Lewandowski certainly didn't move to the defensive tackle position to offset depth problems. These switches leave the defensive tackle position stuffed with seven potential contributors.  

Defensive end, however, now shows only the transitioning Toben Opurum, the inexperienced Tyrone Sellers, the non-experienced Jaqwaylin Arps, perennial scout-teamer Josh Richardson, recovering leukemia patient D.J. Marshall, and a wealth of newcomers.

Hopefully the switch indicates that last year's late qualifier Julius Green and Toben Opurum are really impressing the coaches in camp.

If not that, then perhaps it indicates a gradual transition of defensive schemes. Maybe the lopsided levels of experience at the two positions is a sign that Torbush plans on needing less talent at defensive end and more at defensive tackle.

Switching more permanently to a 3-4 would not only explain the transitioning defensive tackles, but would also explain the increased emphasis on linebackers this offseason. Former safety Prinz Kande has switched to linebacker, and Turner Gill talked six new linebackers into signing on with Kansas this spring.

To me, all this says is to look out for more 3-4 and 3-3-5 defenses.

In the 3-3-5, look for Opurum to line up wide again with two true tackles (any combination of Richard Johnson, Patrick Dorsey and John Williams) next to him.  

Look for two defensive backs to stay in the box (not necessarily safeties; last year the job fell to Tyler Patmon, Lubbock Smith and occasionally Greg Brown) and a third deep safety, probably one of the converted wide receivers Keeston Terry or Bradley McDougald.

In a true 3-4, something I expect to see more of this season, look for a bigger defensive end like Julius Green and either Kevin Young, Keba Agostinho or Pat Lewandowski playing on either side of one of the fore-mentioned true defensive tackles

Behind the line, Darius Willis and Steven Johnson could be a nasty tandem as inside linebackers with super-walk-on Malcolm Walker and Huldon Tharp patrolling the edges.  

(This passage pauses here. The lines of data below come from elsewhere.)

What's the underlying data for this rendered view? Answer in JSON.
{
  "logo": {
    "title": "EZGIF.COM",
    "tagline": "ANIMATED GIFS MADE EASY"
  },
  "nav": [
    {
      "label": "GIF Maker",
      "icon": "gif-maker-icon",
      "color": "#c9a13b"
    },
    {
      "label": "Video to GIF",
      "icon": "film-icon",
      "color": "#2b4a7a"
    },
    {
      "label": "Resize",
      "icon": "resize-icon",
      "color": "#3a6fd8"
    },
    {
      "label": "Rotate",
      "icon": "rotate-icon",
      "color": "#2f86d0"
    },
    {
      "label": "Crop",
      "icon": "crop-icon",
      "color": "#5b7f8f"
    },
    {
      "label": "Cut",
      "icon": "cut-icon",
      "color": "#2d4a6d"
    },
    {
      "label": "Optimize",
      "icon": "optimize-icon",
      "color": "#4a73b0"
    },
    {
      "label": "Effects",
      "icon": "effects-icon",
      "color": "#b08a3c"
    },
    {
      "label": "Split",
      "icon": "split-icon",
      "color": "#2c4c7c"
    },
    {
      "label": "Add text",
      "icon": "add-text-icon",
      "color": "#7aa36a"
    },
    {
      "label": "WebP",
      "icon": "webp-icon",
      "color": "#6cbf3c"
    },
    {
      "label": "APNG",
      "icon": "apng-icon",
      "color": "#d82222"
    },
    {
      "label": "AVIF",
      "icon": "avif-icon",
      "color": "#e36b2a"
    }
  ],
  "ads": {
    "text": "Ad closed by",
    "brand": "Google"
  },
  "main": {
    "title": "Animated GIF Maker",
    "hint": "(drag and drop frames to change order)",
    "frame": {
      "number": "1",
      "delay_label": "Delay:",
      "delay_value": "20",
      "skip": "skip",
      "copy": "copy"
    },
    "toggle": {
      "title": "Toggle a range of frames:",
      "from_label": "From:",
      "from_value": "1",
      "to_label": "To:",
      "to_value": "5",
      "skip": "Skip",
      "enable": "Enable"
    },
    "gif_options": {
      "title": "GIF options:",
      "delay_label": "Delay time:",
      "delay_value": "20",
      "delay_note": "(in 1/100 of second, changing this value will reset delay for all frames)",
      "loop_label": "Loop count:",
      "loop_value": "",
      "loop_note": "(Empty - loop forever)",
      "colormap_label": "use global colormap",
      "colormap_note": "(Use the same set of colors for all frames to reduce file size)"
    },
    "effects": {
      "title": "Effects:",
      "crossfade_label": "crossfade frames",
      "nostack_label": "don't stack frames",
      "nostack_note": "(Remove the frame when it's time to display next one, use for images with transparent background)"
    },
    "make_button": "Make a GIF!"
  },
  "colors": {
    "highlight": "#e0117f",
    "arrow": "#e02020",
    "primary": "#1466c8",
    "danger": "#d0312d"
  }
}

Not much depth beyond that, though. Prinz Kande is little and learning the ropes, and I haven't heard much about redshirt freshmen Ed Fink or Jake Farley, though both have some potential. Hopefully Tunde Bakare and any of the four true freshmen coming in August can supplement this group.

Even in a four-front the Jayhawk defense should be better in 2011. The options are there at defensive tackle, and Toben Opurum and Julius Green provide a diverse look on the ends.

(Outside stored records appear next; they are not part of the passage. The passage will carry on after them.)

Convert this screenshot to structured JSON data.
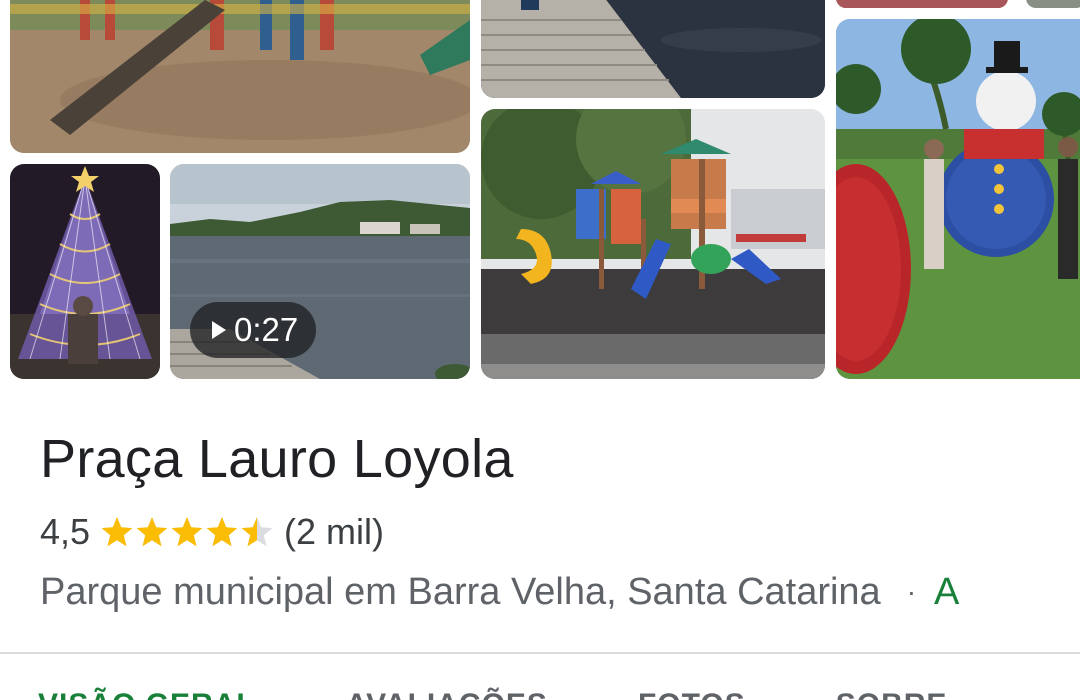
{
  "gallery": {
    "video_duration": "0:27"
  },
  "place": {
    "name": "Praça Lauro Loyola",
    "rating": 4.5,
    "rating_text": "4,5",
    "review_count": "(2 mil)",
    "category": "Parque municipal em Barra Velha, Santa Catarina",
    "separator": "·",
    "status_partial": "A"
  },
  "tabs": [
    "VISÃO GERAL",
    "AVALIAÇÕES",
    "FOTOS",
    "SOBRE"
  ],
  "colors": {
    "star": "#fbbc04",
    "star_empty": "#dadce0",
    "title": "#202124",
    "secondary_text": "#5f6368",
    "accent_green": "#188038",
    "divider": "#dadce0"
  },
  "icons": [
    "play-icon",
    "star-icon",
    "star-half-icon"
  ]
}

Overall, the talent-level of the Jayhawk defense hasn't gone up immensely; talent is something one offseason can hardly fix.  

However, there is youth, potential and even a little depth at most of the defensive positions. Not only should we see some interesting position competitions, but we could also see a diverse array of defensive looks.

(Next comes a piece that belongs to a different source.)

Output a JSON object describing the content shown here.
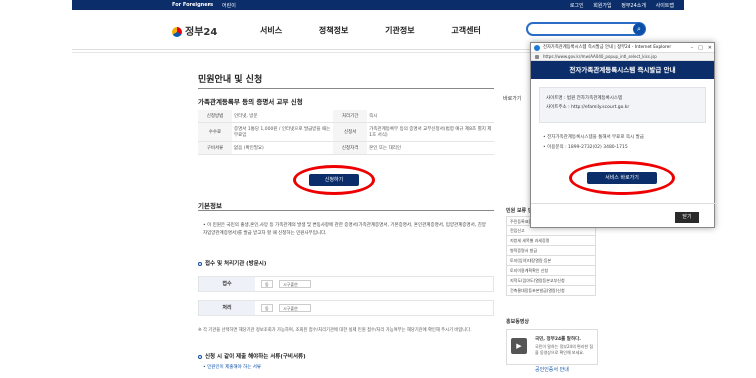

Sometimes it's tough not to have a single defensive identity. Here's hoping that at least one of these schemes works out.